The people who constructed Fort San Antón de Carlos had to adapt to Mound Key’s unique conditions, researchers said.

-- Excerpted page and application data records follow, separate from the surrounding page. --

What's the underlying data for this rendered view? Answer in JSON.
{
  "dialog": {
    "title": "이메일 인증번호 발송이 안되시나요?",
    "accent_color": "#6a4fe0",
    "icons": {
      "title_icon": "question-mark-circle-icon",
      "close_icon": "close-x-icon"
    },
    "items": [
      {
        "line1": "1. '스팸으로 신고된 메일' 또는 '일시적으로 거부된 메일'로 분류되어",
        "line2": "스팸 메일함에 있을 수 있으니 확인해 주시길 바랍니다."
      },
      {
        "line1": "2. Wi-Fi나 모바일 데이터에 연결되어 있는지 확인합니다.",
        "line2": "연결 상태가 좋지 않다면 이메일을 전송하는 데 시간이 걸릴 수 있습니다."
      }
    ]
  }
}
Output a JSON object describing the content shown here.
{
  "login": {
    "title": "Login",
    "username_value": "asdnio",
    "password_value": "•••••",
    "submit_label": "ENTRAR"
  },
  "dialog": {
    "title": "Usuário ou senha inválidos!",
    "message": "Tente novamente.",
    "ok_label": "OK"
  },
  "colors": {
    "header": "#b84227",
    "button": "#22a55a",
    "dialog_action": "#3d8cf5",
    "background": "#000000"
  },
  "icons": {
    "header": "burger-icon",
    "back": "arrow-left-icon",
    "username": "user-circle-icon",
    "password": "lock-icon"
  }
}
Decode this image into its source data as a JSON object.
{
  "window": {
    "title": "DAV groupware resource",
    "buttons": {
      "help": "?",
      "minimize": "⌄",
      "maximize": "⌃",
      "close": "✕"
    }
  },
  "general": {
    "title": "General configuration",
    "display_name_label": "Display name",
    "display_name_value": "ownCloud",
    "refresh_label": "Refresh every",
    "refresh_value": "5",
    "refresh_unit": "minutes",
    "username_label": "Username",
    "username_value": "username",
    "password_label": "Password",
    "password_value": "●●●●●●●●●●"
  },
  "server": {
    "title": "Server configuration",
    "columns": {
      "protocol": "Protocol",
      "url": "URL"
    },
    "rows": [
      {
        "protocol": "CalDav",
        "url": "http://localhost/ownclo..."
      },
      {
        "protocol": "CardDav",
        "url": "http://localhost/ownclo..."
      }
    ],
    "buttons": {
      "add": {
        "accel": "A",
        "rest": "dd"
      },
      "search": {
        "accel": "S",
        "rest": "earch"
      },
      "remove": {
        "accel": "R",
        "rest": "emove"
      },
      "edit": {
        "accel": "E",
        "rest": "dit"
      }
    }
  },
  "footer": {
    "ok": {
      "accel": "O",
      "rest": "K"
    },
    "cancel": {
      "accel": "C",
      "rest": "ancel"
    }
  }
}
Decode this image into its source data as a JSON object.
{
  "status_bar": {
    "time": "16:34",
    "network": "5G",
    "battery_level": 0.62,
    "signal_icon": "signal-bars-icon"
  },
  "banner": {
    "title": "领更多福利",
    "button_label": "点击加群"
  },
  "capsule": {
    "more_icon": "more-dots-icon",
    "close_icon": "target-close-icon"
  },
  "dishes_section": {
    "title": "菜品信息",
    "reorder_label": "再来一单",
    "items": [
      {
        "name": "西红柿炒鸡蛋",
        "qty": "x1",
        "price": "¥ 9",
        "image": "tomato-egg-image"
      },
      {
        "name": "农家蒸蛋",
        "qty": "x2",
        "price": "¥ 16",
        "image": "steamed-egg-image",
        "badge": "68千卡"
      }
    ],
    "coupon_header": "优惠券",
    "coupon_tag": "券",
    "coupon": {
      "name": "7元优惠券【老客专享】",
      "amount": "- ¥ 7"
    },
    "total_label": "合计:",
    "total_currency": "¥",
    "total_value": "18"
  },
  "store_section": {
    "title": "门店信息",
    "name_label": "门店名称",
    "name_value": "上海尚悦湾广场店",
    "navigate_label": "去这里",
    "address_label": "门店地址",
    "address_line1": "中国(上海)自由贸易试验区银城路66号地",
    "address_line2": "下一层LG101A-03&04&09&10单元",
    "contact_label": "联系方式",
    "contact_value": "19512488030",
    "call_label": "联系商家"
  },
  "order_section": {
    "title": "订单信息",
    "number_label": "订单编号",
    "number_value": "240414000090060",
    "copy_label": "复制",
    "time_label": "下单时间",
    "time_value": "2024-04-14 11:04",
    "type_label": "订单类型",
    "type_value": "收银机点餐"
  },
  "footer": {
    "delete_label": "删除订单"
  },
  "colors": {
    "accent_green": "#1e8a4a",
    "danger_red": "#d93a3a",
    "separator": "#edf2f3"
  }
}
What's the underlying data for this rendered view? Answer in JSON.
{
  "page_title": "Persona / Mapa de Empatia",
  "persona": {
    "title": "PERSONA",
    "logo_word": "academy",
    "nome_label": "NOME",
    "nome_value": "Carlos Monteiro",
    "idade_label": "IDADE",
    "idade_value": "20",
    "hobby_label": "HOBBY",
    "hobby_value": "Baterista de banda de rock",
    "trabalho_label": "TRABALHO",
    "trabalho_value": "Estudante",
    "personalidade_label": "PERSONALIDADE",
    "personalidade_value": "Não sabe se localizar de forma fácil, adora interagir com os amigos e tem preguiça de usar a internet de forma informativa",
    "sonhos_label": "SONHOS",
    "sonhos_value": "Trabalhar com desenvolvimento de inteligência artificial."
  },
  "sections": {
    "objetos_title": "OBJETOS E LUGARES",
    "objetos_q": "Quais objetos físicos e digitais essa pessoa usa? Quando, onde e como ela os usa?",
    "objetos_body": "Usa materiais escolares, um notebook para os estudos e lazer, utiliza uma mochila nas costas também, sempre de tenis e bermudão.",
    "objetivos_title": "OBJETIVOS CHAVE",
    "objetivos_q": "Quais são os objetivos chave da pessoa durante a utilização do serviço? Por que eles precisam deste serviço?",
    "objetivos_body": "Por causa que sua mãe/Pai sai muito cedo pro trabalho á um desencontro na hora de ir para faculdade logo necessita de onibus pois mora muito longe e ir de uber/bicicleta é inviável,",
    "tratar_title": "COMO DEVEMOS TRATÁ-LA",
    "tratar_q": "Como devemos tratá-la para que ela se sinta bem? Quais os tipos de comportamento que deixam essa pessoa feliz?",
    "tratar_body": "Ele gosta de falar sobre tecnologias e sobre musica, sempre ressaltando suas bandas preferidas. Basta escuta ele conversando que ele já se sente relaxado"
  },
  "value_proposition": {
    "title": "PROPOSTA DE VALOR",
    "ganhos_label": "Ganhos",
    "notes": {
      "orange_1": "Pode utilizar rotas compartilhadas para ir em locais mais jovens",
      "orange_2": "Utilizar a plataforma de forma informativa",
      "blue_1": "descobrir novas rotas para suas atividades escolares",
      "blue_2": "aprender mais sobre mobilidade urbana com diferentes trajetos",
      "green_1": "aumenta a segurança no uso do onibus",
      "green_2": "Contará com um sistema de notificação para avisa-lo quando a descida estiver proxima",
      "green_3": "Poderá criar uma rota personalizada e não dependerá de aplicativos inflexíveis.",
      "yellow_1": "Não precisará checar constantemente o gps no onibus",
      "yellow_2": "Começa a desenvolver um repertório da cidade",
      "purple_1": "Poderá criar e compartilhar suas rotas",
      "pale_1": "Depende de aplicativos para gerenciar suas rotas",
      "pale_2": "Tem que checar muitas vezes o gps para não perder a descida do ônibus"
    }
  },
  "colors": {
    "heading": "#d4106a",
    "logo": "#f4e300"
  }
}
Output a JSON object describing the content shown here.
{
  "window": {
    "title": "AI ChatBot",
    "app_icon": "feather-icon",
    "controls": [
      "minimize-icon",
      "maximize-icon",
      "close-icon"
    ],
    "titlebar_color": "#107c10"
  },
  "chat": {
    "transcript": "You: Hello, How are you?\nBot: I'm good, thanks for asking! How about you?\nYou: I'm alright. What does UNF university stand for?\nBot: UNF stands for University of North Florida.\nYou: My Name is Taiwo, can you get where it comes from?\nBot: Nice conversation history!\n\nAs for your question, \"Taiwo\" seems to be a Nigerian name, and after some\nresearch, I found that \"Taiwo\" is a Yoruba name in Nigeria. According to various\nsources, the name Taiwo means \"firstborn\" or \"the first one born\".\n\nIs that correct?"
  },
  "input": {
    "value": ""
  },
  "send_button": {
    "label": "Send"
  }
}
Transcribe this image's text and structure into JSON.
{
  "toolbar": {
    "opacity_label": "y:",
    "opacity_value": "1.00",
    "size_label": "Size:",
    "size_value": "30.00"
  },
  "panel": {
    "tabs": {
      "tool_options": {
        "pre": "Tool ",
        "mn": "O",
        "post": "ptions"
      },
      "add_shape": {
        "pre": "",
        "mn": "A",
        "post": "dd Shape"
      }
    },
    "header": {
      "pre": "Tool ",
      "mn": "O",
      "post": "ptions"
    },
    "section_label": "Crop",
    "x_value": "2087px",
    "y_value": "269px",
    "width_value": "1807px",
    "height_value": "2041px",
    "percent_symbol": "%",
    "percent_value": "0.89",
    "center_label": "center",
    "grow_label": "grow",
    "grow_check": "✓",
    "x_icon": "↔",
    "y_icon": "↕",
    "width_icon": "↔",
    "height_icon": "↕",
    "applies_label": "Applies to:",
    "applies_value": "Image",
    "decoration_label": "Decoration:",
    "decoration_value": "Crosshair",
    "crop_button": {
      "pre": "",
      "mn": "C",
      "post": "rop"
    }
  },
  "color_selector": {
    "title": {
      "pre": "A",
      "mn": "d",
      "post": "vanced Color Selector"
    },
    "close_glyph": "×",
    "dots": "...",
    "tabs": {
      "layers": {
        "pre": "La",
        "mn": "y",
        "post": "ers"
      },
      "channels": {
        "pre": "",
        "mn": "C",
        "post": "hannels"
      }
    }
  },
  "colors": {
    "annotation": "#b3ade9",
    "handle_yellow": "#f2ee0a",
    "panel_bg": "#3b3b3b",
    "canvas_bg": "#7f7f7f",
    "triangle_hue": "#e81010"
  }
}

The fort is the only Spanish structure built atop a shell mound in Florida.

In recognition of March being designated Florida Archaeology Month, we’re listening back to a conversation shedding light on what was happening in Southwest Florida during the Early Modern Period.

Research published in the journal “Historical Archaeology” confirms Mound Key in Estero Bay as the location of a Spanish fort historians had long suspected once existed in the region.

The fort was built in 1566 at the site of what had been the capitol of the Calusa who were the most powerful Native American tribe in the region and who had lived here for more than a thousand years at that point.

The Spanish abandoned the fort about three years later due to frequent conflicts with the Calusa.

We’re listening back to a conversation with the study’s lead author and Curator Emeritus at the Florida Museum of Natural History William Marquardt, Ph.D. He’s also the former director of the Randell Research Center on Bokeelia, which is the home of Calusa archaeology and history.

Follow #CalusaCoast2022 for information on educational events going on throughout the month in celebration of Archaeology Month which will culminate in a special presentation from William Marquardt about the history of the Calusa and his own research on the region’s ancestors from 10:30 – noon on Saturday, March 26 at the Calusa Nature Center and Planetarium in Fort Myers.